I do realize the problem automated grading systems solve: having to physically grade.  In the traditional sense of the word, grading takes a lot of time… for the teacher. Writing can also take a lot of time…for the student.  Time is an extremely valuable commodity, but so is learning. If a tech tool only makes teaching more efficient it really isn’t an innovation tool at all- it’s simply a way to remove the teacher from the assessment process.  Of course, there are times when this can be helpful (i.e. multiple choice items, true/false questions, etc.).  But when students are being asked to share their thinking through writing, a computer algorithm just can’t do what a teacher can do with regard to critical feedback or feedback beyond spelling and grammar check.

Think about it. This may not be a popular notion, but it’s true. Some tools may solve a problem only for teachers which is totally fine. But, some of these tools do so at the expense of student learning.

Therefore, I caution educators to give great consideration to the Edtech tools that are used with the intention of helping increase student learning. Instead of looking to tools to solve all issues, reach out to your PLN for potential solutions which might not involve technology, but will require a true innovator’s mindset- solving a problem in a way that, at first, you didn’t realize was possible.

I’ll get the ball rolling, besides using automated grading systems, what other methods have you found helpful to efficiently give students adequate feedback? Please share.

Actually, I Wasn’t Listening to Anything You Said


This post was originally published in @PeterMDeWitt‘s blog Finding Common Ground in Education Week.

Today’s guest post is written by frequent Finding Common Ground blogger Lisa Westman. Lisa is an instructional coach specializing in differentiation for Skokie School District 73.5 in suburban Chicago. She taught middle school gifted humanities, ELA, and SS for twelve years before becoming a coach.

Preschool children, on average, ask their parents about 100 questions a day. Why, why, why–sometimes parents just wish it’d stop. Tragically, it does stop. By middle school they’ve pretty much stopped asking.” Po Bronson and Ashley Merryman, The Creativity Crisis, Newsweek

I didn’t do my homework last night.

I think our house is haunted; has anyone ever died here?

I cannot find my keys.”

These were three comments made by my children just this morning (ok, one was from my husband).  And, these were three bids for attention from my family that I did not acknowledge appropriately. I reprimanded my son, diminished my daughter’s annual autumn fear of ghosts, and I ignored my husband. Until recently, I wouldn’t have given my responses a second thought.  My family spoke, I responded appropriately. Therefore I was listening to them. However, this wouldn’t be accurate or fair to them. I heard the words they said, but I wasn’t listening.

I could make an excuse and say, “family is different. I don’t need to use the same listening skills with them that I try to use with colleagues,” but, the truth is, good listening is a full-time job.
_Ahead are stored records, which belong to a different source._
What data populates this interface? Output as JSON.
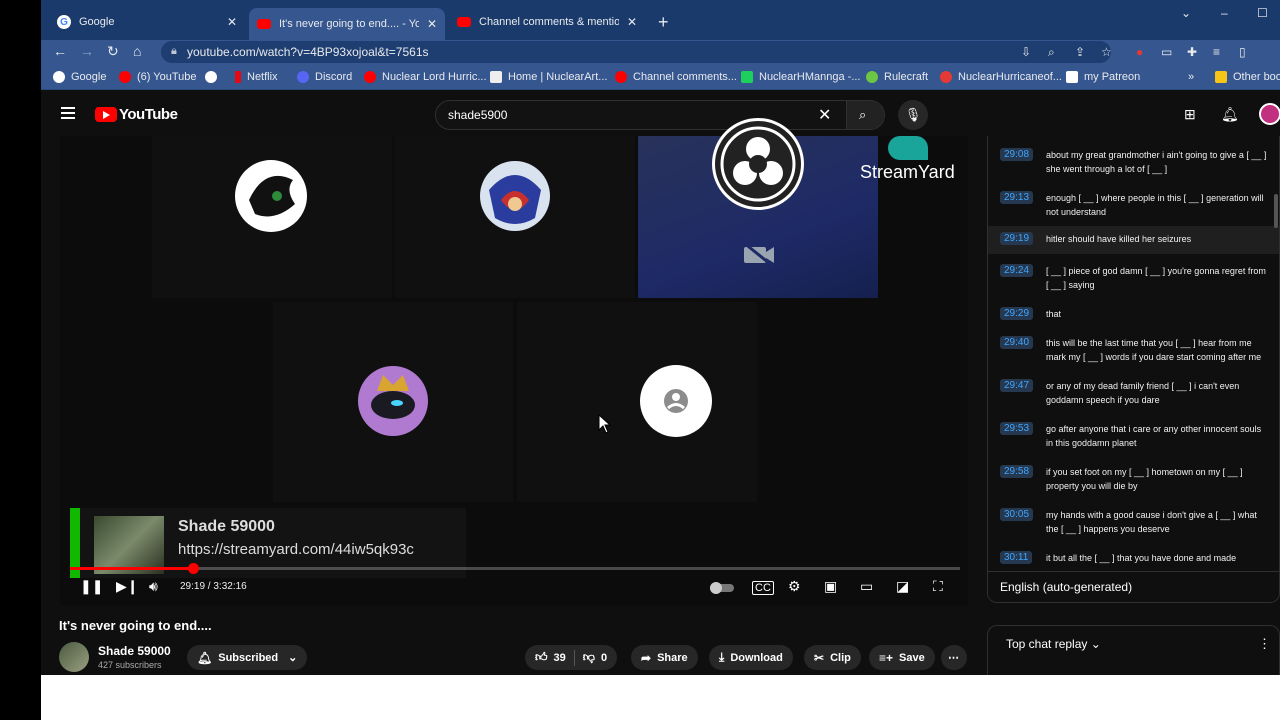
{
  "tabs": [
    {
      "title": "Google",
      "icon": "google-icon",
      "active": false
    },
    {
      "title": "It's never going to end.... - Yo",
      "icon": "youtube-icon",
      "active": true
    },
    {
      "title": "Channel comments & mentions -",
      "icon": "youtube-icon",
      "active": false
    }
  ],
  "address": {
    "url": "youtube.com/watch?v=4BP93xojoal&t=7561s"
  },
  "bookmarks": [
    "Google",
    "(6) YouTube",
    "Netflix",
    "Discord",
    "Nuclear Lord Hurric...",
    "Home | NuclearArt...",
    "Channel comments...",
    "NuclearHMannga -...",
    "Rulecraft",
    "NuclearHurricaneof...",
    "my Patreon",
    "Other boo"
  ],
  "yt": {
    "logo": "YouTube",
    "search_query": "shade5900"
  },
  "player": {
    "streamyard_label": "StreamYard",
    "lower_third_name": "Shade 59000",
    "lower_third_link": "https://streamyard.com/44iw5qk93c",
    "time": "29:19 / 3:32:16",
    "progress_fraction": 0.138
  },
  "video": {
    "title": "It's never going to end....",
    "channel": "Shade 59000",
    "subscribers": "427 subscribers",
    "subscribed_label": "Subscribed",
    "likes": "39",
    "dislikes": "0",
    "share": "Share",
    "download": "Download",
    "clip": "Clip",
    "save": "Save"
  },
  "transcript": {
    "rows": [
      {
        "time": "29:08",
        "text": "about my great grandmother i ain't going to give a [ __ ] she went through a lot of [ __ ]"
      },
      {
        "time": "29:13",
        "text": "enough [ __ ] where people in this [ __ ] generation will not understand"
      },
      {
        "time": "29:19",
        "text": "hitler should have killed her seizures"
      },
      {
        "time": "29:24",
        "text": "[ __ ] piece of god damn [ __ ] you're gonna regret from [ __ ] saying"
      },
      {
        "time": "29:29",
        "text": "that"
      },
      {
        "time": "29:40",
        "text": "this will be the last time that you [ __ ] hear from me mark my [ __ ] words if you dare start coming after me"
      },
      {
        "time": "29:47",
        "text": "or any of my dead family friend [ __ ] i can't even goddamn speech if you dare"
      },
      {
        "time": "29:53",
        "text": "go after anyone that i care or any other innocent souls in this goddamn planet"
      },
      {
        "time": "29:58",
        "text": "if you set foot on my [ __ ] hometown on my [ __ ] property you will die by"
      },
      {
        "time": "30:05",
        "text": "my hands with a good cause i don't give a [ __ ] what the [ __ ] happens you deserve"
      },
      {
        "time": "30:11",
        "text": "it but all the [ __ ] that you have done and made"
      }
    ],
    "language": "English (auto-generated)"
  },
  "chat": {
    "label": "Top chat replay"
  },
  "colors": {
    "accent": "#ff0000",
    "timestamp": "#3ea6ff",
    "green_bar": "#11b800"
  }
}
We can’t turn it off and on again. I made this realization last spring after attending Jim Knight’s Better Conversations workshop and reading his book by the same title. Knight suggests that we aren’t always objective self-evaluators. He writes:
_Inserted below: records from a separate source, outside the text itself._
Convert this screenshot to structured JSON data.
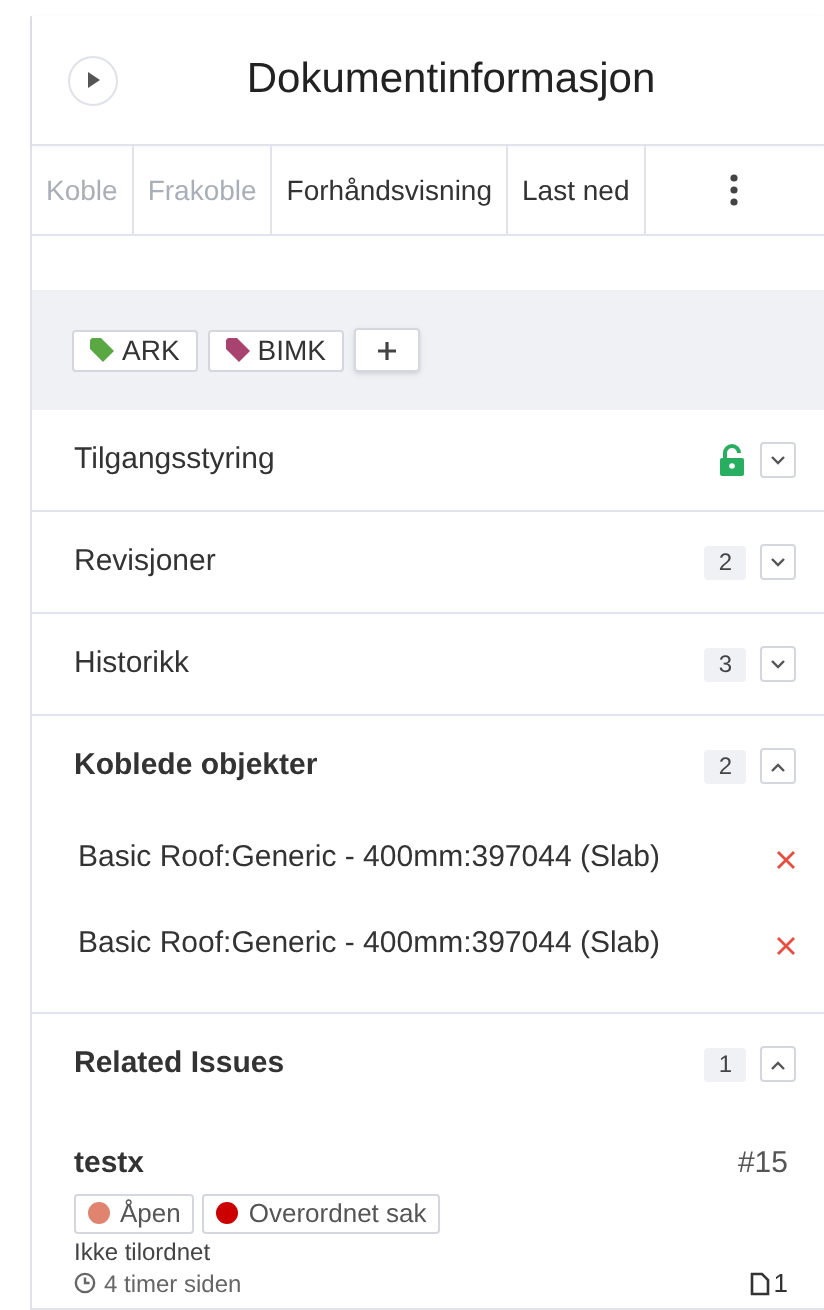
{
  "header": {
    "title": "Dokumentinformasjon"
  },
  "toolbar": [
    {
      "label": "Koble",
      "disabled": true
    },
    {
      "label": "Frakoble",
      "disabled": true
    },
    {
      "label": "Forhåndsvisning",
      "disabled": false
    },
    {
      "label": "Last ned",
      "disabled": false
    }
  ],
  "tags": [
    {
      "label": "ARK",
      "color": "#5aa843"
    },
    {
      "label": "BIMK",
      "color": "#a8426e"
    }
  ],
  "sections": [
    {
      "kind": "access",
      "title": "Tilgangsstyring",
      "locked": false,
      "expanded": false
    },
    {
      "kind": "count",
      "title": "Revisjoner",
      "count": "2",
      "expanded": false
    },
    {
      "kind": "count",
      "title": "Historikk",
      "count": "3",
      "expanded": false
    },
    {
      "kind": "objects",
      "title": "Koblede objekter",
      "count": "2",
      "expanded": true,
      "items": [
        "Basic Roof:Generic - 400mm:397044 (Slab)",
        "Basic Roof:Generic - 400mm:397044 (Slab)"
      ]
    },
    {
      "kind": "issues",
      "title": "Related Issues",
      "count": "1",
      "expanded": true,
      "issues": [
        {
          "title": "testx",
          "number": "#15",
          "labels": [
            {
              "label": "Åpen",
              "color": "#e08470"
            },
            {
              "label": "Overordnet sak",
              "color": "#cc0000"
            }
          ],
          "assignee": "Ikke tilordnet",
          "time": "4 timer siden",
          "attachments": "1"
        }
      ]
    }
  ]
}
One way to improve conversations is to identify what we really want to believe about how we interact with others.  We are not slaves to our beliefs. We get to choose them, but to do so, we must surface our current beliefs and then consider what alternative beliefs might better describe who we are and who we want to be.”
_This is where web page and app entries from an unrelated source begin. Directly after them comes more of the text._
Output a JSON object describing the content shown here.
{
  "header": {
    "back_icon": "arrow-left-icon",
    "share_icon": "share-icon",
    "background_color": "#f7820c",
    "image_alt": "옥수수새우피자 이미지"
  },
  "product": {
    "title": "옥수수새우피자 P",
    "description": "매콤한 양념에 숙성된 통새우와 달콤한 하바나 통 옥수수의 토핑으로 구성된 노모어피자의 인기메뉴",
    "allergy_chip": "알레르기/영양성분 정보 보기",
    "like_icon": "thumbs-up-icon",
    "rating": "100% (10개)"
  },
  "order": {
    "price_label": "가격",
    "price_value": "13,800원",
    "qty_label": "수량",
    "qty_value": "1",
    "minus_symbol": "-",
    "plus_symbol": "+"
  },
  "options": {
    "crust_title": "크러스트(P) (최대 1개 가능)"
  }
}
My belief was that I was a good listener. I actively listened to what others were saying, let them drive the conversation, and responded accordingly. In an effort to confirm my beliefs, I filmed myself facilitating a roundtable discussion with other instructional coaches, and I was shocked when I watched the footage. I saw myself falling prey to some of the biggest listening predators: interrupting, asking questions from my point-of-view, and offering solutions disguised as questions. (For transparency’s sake and to model vulnerability, you can view a clip here).

Why did I do this?

Stephen Covey, the author of 7 Habits of Highly Effective People, says that highly effective listeners:

“Seek first to understand, then to be understood.”

Covey explains, however, that the majority of people do just the opposite. They seek first to be understood, to get their point across. Most people prepare answers without actually listening to their conversation partner because they listen autobiographically. When people listen in this way, they typically respond in one of four ways: by judging (speaker is right or wrong), by probing (asking questions from their point-of-view), by offering solutions, or by analyzing based on their personal experiences.

I realized I had spent years listening autobiographically. I had also spent years thinking that this was an effective way of listening. I also realized, that sadly, I had also probably spent years listening autobiographically to my students. To me, this was the biggest shame.

Educators have the unique opportunity to shape the next generation of adult listeners by modeling effective listening with their current students. Teachers and administrators (including me) often claim we encourage students to advocate for themselves. But, the question is:

When students advocate for themselves are we actually listening?

I would venture to say that surely some educators are listening, but, on the whole, we have room for improvement. Simply put, listening with the intent to understand can be even harder to do with children than with adults because of inherent differences in life experience and status. Therefore, adults may unproductively listen to children in one of the following ways:

  • With superiority: The teacher is in charge. The teacher needs to be understood before the students can express their thoughts.
  • By being defensive: Students comments and questions (why do we have to learn this?)may feel like an attack. Therefore, we stop listening to what students are saying to prepare our rebuttal.
  • By presuming: We assume we know what or why a student is saying something without asking clarifying questions to truly understand why. (I didn’t do my homework/student forgot).
  • By not being present: The timing of questions/comments from students may not be ideal only increasing our urge to prepare answers without fully listening.

Due to such listening blocks, many students’ attempts to advocate for themselves fall on deaf ears. Even though educators may not intend to listen inattentively, the results are the same. Students will eventually stop trying to engage us in conversation, and we are perpetuating the use of ineffective listening.

What can we do to become better listeners?

We can make a concerted effort to be better listeners to anyone with whom we engage in conversation: adult or child. We will likely find that our students learn more, we will learn more, and our students will more productive conversations with each other. If we can suspend judgment, let go of status, and really listen, we undoubtedly will be better able to meet the needs of all students. The biggest success, however, will likely be that our students will grow up to be more effective adult listeners.


Try this in your classroom or school this week. As you respond to students:

  • Keep an open mind and assume positive intent.
  • Be present, (as hard as it may be) and don’t multi-task when talking to students. If a student approaches you at an inopportune time, offer another time to talk and follow-through on that meeting.
  • Ask unbiased questions (Can you tell me more? What makes you think that? Why did that happen?) rather than leading questions (Did you hear what I said? Did you forget again?)
  • Respond to student responses with additional questions rather than statements (What would happen if you did that? What does that look like to you?)
  • Try not to take student comments about expectations or assignments personally, (when will we ever need to know this?) and refuse to become defensive. Instead, ask questions  to try to understand the impetus for why students make such comments. Look at the comments as suggestive feedback. Maybe something can be done.
  • Don’t be quick to offer a solution. Instead, collaborate with students to problem-solve.
  • Seek to understand your students before you ensure their understanding of you.

What else can you suggest? I encourage you to share your questions, successes, and struggles; I’m listening.


Questions or comments about this post? Connect with Lisa on Twitter.